== Records for processing

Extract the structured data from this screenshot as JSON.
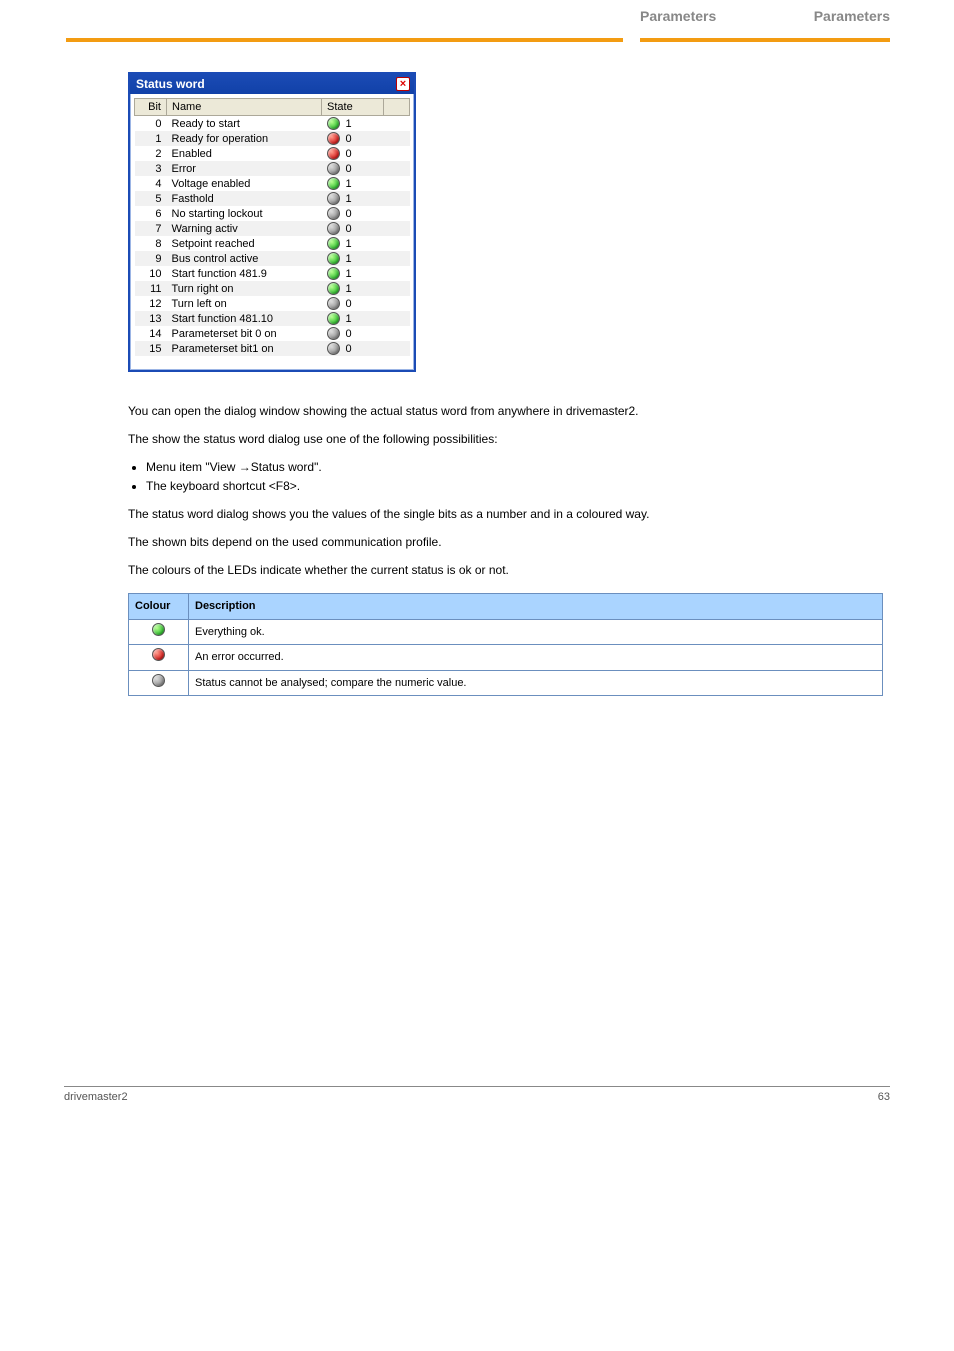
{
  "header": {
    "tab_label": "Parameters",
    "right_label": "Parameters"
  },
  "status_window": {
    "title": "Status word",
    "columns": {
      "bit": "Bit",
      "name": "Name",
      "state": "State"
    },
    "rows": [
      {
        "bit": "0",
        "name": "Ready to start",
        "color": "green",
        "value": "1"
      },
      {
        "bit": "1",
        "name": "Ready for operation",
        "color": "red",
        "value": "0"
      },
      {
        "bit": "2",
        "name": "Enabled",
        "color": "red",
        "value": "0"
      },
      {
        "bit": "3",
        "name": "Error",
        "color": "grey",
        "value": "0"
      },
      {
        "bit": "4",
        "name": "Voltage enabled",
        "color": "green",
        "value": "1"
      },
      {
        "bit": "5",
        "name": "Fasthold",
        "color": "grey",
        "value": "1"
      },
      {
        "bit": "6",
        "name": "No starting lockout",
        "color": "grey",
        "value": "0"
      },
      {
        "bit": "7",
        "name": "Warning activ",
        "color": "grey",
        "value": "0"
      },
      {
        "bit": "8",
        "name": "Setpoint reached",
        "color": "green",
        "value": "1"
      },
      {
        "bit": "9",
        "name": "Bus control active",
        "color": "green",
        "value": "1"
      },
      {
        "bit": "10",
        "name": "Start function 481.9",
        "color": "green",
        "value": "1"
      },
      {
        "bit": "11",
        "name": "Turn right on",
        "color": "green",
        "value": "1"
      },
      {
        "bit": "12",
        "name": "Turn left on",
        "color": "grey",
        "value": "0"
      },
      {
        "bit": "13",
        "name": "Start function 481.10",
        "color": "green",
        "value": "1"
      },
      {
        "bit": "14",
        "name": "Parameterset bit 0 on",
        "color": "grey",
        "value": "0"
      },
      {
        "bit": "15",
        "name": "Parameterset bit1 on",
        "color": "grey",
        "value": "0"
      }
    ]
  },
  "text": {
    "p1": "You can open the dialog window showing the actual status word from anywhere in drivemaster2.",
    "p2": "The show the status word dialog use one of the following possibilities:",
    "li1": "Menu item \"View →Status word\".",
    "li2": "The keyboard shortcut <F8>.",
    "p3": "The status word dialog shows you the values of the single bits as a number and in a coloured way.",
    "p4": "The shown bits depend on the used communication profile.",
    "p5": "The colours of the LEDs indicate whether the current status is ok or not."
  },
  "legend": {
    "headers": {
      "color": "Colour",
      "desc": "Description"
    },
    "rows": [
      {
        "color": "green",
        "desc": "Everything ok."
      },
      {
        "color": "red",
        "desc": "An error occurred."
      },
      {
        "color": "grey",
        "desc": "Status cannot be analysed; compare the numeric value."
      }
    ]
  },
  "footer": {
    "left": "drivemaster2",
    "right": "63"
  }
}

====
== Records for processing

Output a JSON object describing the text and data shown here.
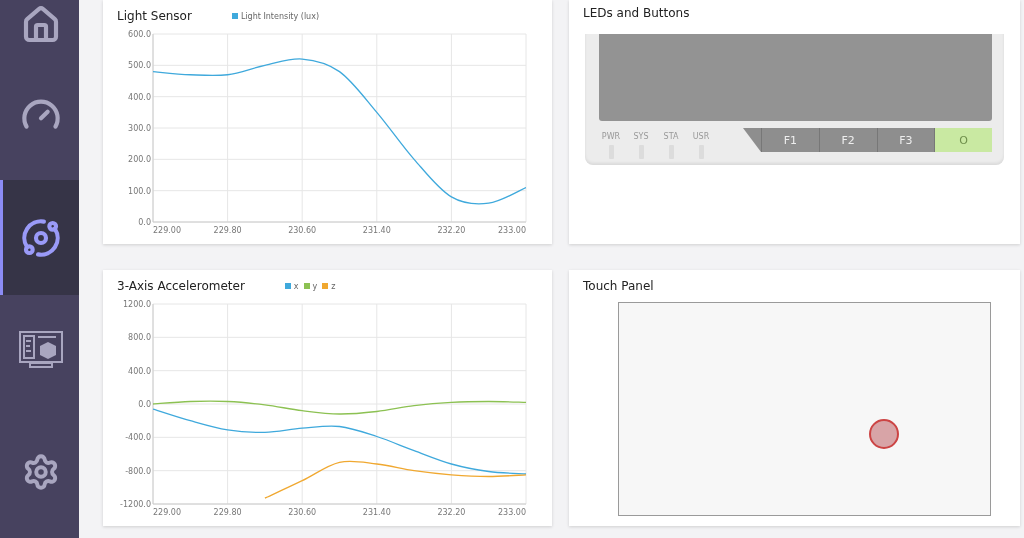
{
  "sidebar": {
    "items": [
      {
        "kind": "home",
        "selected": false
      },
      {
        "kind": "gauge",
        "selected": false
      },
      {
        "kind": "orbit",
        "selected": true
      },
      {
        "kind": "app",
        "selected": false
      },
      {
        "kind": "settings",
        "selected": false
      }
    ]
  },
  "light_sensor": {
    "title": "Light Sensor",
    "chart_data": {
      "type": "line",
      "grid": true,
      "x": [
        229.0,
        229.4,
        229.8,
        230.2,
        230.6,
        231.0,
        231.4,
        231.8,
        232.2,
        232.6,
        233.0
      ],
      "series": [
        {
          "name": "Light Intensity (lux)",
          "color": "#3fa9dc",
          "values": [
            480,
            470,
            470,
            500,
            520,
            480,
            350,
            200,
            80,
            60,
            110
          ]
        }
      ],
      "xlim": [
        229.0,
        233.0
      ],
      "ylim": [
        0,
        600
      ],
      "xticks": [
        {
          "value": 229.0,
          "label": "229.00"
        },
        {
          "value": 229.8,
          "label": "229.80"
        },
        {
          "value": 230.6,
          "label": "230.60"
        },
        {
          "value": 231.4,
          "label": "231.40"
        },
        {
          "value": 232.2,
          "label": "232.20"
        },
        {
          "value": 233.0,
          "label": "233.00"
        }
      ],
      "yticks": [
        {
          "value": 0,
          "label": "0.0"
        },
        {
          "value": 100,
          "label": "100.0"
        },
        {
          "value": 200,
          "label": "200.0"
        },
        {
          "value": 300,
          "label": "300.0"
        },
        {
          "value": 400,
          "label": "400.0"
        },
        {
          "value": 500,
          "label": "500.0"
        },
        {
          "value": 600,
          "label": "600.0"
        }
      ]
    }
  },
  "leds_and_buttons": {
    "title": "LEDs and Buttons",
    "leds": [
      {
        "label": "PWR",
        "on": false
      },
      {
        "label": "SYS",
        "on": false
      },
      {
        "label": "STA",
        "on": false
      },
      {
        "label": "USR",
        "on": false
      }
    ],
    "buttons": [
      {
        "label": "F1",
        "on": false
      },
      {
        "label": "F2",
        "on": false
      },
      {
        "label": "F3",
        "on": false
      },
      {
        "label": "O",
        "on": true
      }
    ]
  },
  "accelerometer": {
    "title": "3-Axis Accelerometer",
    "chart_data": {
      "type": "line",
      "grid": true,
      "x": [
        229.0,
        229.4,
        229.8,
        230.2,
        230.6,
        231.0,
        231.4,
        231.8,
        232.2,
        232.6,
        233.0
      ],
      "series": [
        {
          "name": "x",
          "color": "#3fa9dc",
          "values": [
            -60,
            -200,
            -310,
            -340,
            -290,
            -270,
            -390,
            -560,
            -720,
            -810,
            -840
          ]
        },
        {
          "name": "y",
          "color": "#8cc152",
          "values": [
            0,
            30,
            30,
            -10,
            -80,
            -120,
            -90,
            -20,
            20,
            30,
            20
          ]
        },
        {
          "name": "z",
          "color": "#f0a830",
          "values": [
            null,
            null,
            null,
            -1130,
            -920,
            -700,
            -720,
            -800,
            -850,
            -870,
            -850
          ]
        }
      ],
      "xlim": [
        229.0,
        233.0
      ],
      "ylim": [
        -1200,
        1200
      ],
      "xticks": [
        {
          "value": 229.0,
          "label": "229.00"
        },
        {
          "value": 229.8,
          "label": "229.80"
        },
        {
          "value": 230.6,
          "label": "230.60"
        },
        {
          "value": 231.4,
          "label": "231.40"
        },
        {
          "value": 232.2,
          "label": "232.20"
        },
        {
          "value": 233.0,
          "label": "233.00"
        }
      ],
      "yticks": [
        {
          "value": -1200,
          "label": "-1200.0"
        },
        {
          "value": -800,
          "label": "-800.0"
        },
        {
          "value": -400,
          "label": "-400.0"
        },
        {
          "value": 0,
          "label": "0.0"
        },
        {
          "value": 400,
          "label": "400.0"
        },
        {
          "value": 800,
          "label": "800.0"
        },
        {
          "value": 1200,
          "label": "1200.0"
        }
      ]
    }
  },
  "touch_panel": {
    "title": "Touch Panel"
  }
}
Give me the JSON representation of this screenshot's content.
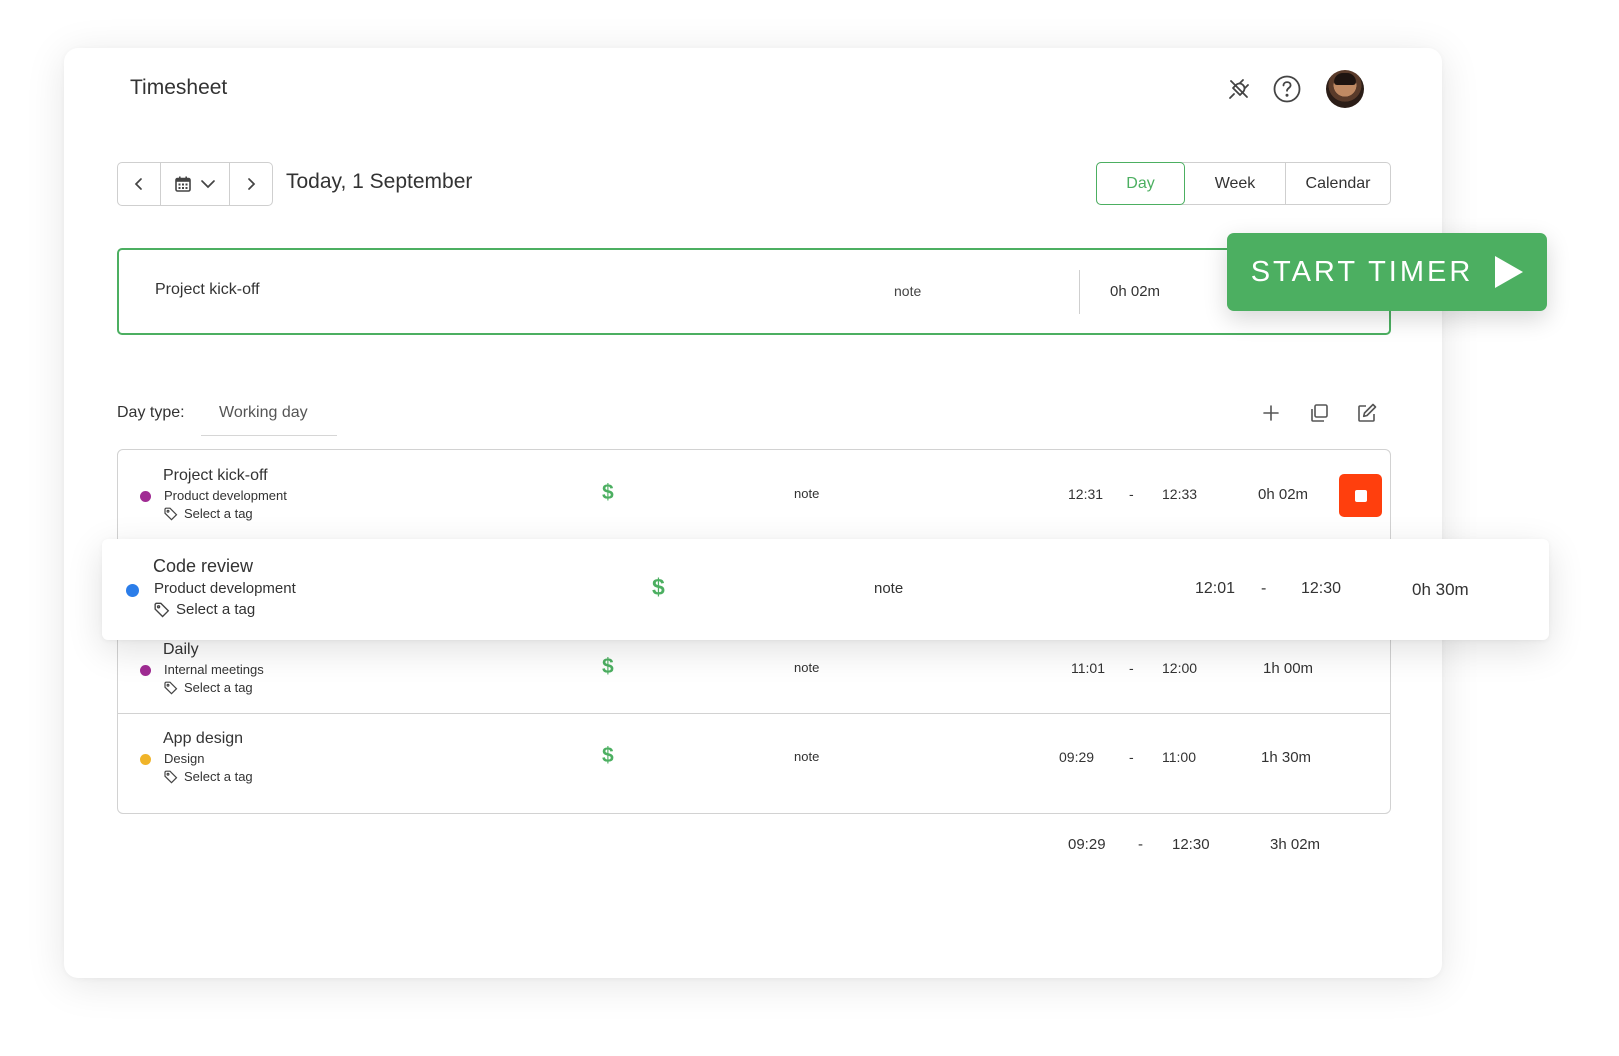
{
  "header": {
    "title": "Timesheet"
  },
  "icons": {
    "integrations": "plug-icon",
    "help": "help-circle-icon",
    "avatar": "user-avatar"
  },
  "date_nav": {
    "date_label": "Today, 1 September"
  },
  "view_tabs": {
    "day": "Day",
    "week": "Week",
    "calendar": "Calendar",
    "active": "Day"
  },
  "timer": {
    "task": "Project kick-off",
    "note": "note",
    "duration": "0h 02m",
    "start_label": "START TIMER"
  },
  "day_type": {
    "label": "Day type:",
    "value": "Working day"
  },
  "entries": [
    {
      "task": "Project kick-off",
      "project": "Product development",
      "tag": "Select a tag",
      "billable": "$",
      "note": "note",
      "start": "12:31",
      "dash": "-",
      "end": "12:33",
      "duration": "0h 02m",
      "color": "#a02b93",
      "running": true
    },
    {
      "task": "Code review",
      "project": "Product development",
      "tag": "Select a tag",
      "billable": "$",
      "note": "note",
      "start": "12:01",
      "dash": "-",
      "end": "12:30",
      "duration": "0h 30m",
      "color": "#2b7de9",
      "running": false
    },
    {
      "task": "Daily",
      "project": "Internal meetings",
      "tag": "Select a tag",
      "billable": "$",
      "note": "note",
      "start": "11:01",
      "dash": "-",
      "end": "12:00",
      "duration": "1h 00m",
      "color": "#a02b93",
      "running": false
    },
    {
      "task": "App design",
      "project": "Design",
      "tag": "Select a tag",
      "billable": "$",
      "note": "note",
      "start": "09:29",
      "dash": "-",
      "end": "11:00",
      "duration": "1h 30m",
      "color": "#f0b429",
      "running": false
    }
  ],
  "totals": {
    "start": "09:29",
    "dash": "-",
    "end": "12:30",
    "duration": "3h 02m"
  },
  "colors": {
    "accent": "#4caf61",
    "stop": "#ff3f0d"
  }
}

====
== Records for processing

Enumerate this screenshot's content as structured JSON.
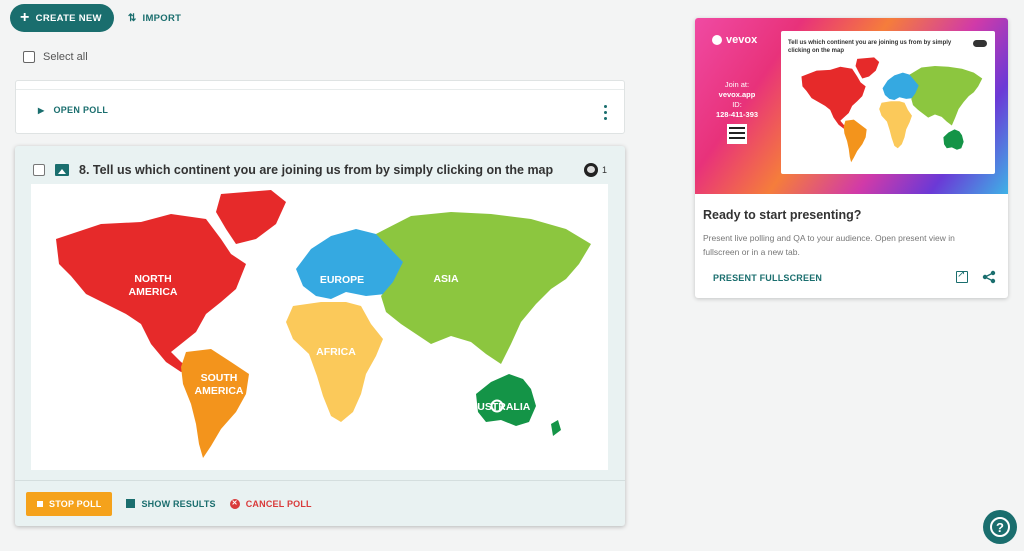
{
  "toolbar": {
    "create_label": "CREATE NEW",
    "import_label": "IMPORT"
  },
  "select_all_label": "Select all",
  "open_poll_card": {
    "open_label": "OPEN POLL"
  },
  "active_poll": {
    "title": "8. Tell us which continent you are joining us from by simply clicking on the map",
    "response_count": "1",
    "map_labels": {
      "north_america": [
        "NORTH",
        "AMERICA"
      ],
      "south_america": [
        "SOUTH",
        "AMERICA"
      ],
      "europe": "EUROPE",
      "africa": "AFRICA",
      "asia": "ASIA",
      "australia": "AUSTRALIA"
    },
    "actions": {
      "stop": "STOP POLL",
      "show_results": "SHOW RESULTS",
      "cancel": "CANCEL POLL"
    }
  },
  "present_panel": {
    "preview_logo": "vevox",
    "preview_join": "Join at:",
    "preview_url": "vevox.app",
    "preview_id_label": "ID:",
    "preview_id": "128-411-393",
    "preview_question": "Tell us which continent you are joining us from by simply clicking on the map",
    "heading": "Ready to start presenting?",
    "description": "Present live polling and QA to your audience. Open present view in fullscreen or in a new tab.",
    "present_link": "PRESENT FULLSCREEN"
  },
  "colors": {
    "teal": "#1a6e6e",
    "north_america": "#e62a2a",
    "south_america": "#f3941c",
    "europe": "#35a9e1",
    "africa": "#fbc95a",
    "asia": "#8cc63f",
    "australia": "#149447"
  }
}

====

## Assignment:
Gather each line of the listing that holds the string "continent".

## Answer area:
    "title": "8. Tell us which continent you are joining us from by simply clicking on the map",
    "preview_question": "Tell us which continent you are joining us from by simply clicking on the map",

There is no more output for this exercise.